Kenya has suspended a law on share-buy backs by listed companies. The law was incorporated in 2015 in the New Companies Act. At the time of incorporation, the law allowed public companies to repurchase their own shares from the capital market. However, after many deliberations between the Nairobi Securities Exchange and Capital Markets Authority, the law has been suspended.
An article on The East African quoted a source saying that, “There are concerns that allowing companies to buy back their shares is tantamount to removing liquidity from the market, something which goes against NSE’s efforts to attract companies to list.
“…significant shareholders should be allowed to buy their shares from the open market,” said the unnamed source.
Share buy-backs are not unusual in the UK and the US markets. Companies in these jurisdictions are allowed to repossess their shares from the stock market as a way of increasing control in the company, enhancing the company’s market value, and boosting shareholder’s dividends. Additionally, large companies that would like to reduce their shareholder numbers often resort to buy-back their shares.

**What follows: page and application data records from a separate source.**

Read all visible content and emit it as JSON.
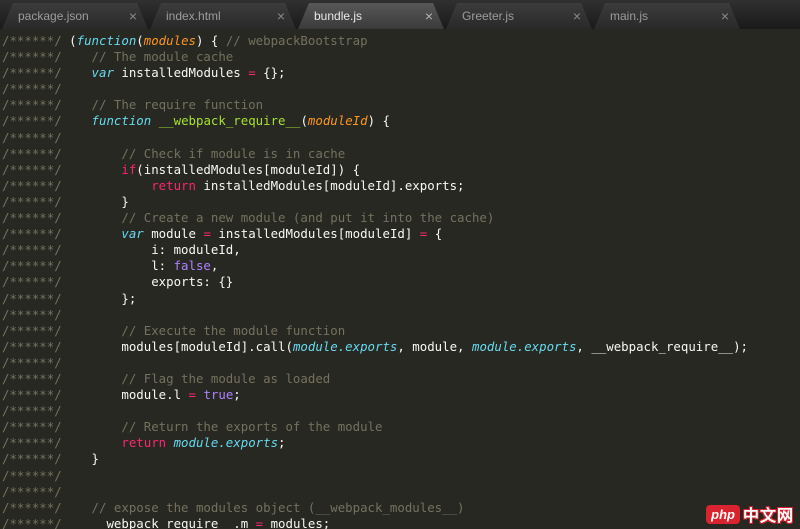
{
  "tabs": [
    {
      "id": "package-json",
      "label": "package.json",
      "active": false
    },
    {
      "id": "index-html",
      "label": "index.html",
      "active": false
    },
    {
      "id": "bundle-js",
      "label": "bundle.js",
      "active": true
    },
    {
      "id": "greeter-js",
      "label": "Greeter.js",
      "active": false
    },
    {
      "id": "main-js",
      "label": "main.js",
      "active": false
    }
  ],
  "icons": {
    "close": "×"
  },
  "theme": {
    "background": "#272822",
    "tab_bar": "#1e1e1e",
    "active_tab": "#4a4a4a",
    "comment": "#75715e",
    "keyword": "#f92672",
    "storage": "#66d9ef",
    "function_name": "#a6e22e",
    "parameter": "#fd971f",
    "constant": "#ae81ff",
    "text": "#f8f8f2",
    "watermark_red": "#d9232e"
  },
  "watermark": {
    "logo": "php",
    "text": "中文网"
  },
  "code": {
    "lines": [
      [
        [
          "cm",
          "/******/ "
        ],
        [
          "p",
          "("
        ],
        [
          "st",
          "function"
        ],
        [
          "p",
          "("
        ],
        [
          "par",
          "modules"
        ],
        [
          "p",
          ") { "
        ],
        [
          "cm",
          "// webpackBootstrap"
        ]
      ],
      [
        [
          "cm",
          "/******/ "
        ],
        [
          "p",
          "   "
        ],
        [
          "cm",
          "// The module cache"
        ]
      ],
      [
        [
          "cm",
          "/******/ "
        ],
        [
          "p",
          "   "
        ],
        [
          "st",
          "var"
        ],
        [
          "p",
          " installedModules "
        ],
        [
          "op",
          "="
        ],
        [
          "p",
          " {};"
        ]
      ],
      [
        [
          "cm",
          "/******/"
        ]
      ],
      [
        [
          "cm",
          "/******/ "
        ],
        [
          "p",
          "   "
        ],
        [
          "cm",
          "// The require function"
        ]
      ],
      [
        [
          "cm",
          "/******/ "
        ],
        [
          "p",
          "   "
        ],
        [
          "st",
          "function"
        ],
        [
          "p",
          " "
        ],
        [
          "fn",
          "__webpack_require__"
        ],
        [
          "p",
          "("
        ],
        [
          "par",
          "moduleId"
        ],
        [
          "p",
          ") {"
        ]
      ],
      [
        [
          "cm",
          "/******/"
        ]
      ],
      [
        [
          "cm",
          "/******/ "
        ],
        [
          "p",
          "       "
        ],
        [
          "cm",
          "// Check if module is in cache"
        ]
      ],
      [
        [
          "cm",
          "/******/ "
        ],
        [
          "p",
          "       "
        ],
        [
          "kw",
          "if"
        ],
        [
          "p",
          "(installedModules[moduleId]) {"
        ]
      ],
      [
        [
          "cm",
          "/******/ "
        ],
        [
          "p",
          "           "
        ],
        [
          "kw",
          "return"
        ],
        [
          "p",
          " installedModules[moduleId].exports;"
        ]
      ],
      [
        [
          "cm",
          "/******/ "
        ],
        [
          "p",
          "       }"
        ]
      ],
      [
        [
          "cm",
          "/******/ "
        ],
        [
          "p",
          "       "
        ],
        [
          "cm",
          "// Create a new module (and put it into the cache)"
        ]
      ],
      [
        [
          "cm",
          "/******/ "
        ],
        [
          "p",
          "       "
        ],
        [
          "st",
          "var"
        ],
        [
          "p",
          " module "
        ],
        [
          "op",
          "="
        ],
        [
          "p",
          " installedModules[moduleId] "
        ],
        [
          "op",
          "="
        ],
        [
          "p",
          " {"
        ]
      ],
      [
        [
          "cm",
          "/******/ "
        ],
        [
          "p",
          "           i: moduleId,"
        ]
      ],
      [
        [
          "cm",
          "/******/ "
        ],
        [
          "p",
          "           l: "
        ],
        [
          "cn",
          "false"
        ],
        [
          "p",
          ","
        ]
      ],
      [
        [
          "cm",
          "/******/ "
        ],
        [
          "p",
          "           exports: {}"
        ]
      ],
      [
        [
          "cm",
          "/******/ "
        ],
        [
          "p",
          "       };"
        ]
      ],
      [
        [
          "cm",
          "/******/"
        ]
      ],
      [
        [
          "cm",
          "/******/ "
        ],
        [
          "p",
          "       "
        ],
        [
          "cm",
          "// Execute the module function"
        ]
      ],
      [
        [
          "cm",
          "/******/ "
        ],
        [
          "p",
          "       modules[moduleId].call("
        ],
        [
          "it",
          "module.exports"
        ],
        [
          "p",
          ", module, "
        ],
        [
          "it",
          "module.exports"
        ],
        [
          "p",
          ", __webpack_require__);"
        ]
      ],
      [
        [
          "cm",
          "/******/"
        ]
      ],
      [
        [
          "cm",
          "/******/ "
        ],
        [
          "p",
          "       "
        ],
        [
          "cm",
          "// Flag the module as loaded"
        ]
      ],
      [
        [
          "cm",
          "/******/ "
        ],
        [
          "p",
          "       module.l "
        ],
        [
          "op",
          "="
        ],
        [
          "p",
          " "
        ],
        [
          "cn",
          "true"
        ],
        [
          "p",
          ";"
        ]
      ],
      [
        [
          "cm",
          "/******/"
        ]
      ],
      [
        [
          "cm",
          "/******/ "
        ],
        [
          "p",
          "       "
        ],
        [
          "cm",
          "// Return the exports of the module"
        ]
      ],
      [
        [
          "cm",
          "/******/ "
        ],
        [
          "p",
          "       "
        ],
        [
          "kw",
          "return"
        ],
        [
          "p",
          " "
        ],
        [
          "it",
          "module.exports"
        ],
        [
          "p",
          ";"
        ]
      ],
      [
        [
          "cm",
          "/******/ "
        ],
        [
          "p",
          "   }"
        ]
      ],
      [
        [
          "cm",
          "/******/"
        ]
      ],
      [
        [
          "cm",
          "/******/"
        ]
      ],
      [
        [
          "cm",
          "/******/ "
        ],
        [
          "p",
          "   "
        ],
        [
          "cm",
          "// expose the modules object (__webpack_modules__)"
        ]
      ],
      [
        [
          "cm",
          "/******/ "
        ],
        [
          "p",
          "   __webpack_require__.m "
        ],
        [
          "op",
          "="
        ],
        [
          "p",
          " modules;"
        ]
      ]
    ]
  }
}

The law has been suspended in Kenya due to several factors. First, it goes against CMA’s efforts to boost liquidity at the bourse. Also, the regulators fear that the law will enable some companies to manipulate their share prices at NSE. Kenyan companies that have considered a buy-back plan include; Safaricom, Kenya Airways, Crown paints, and East African breweries Limited.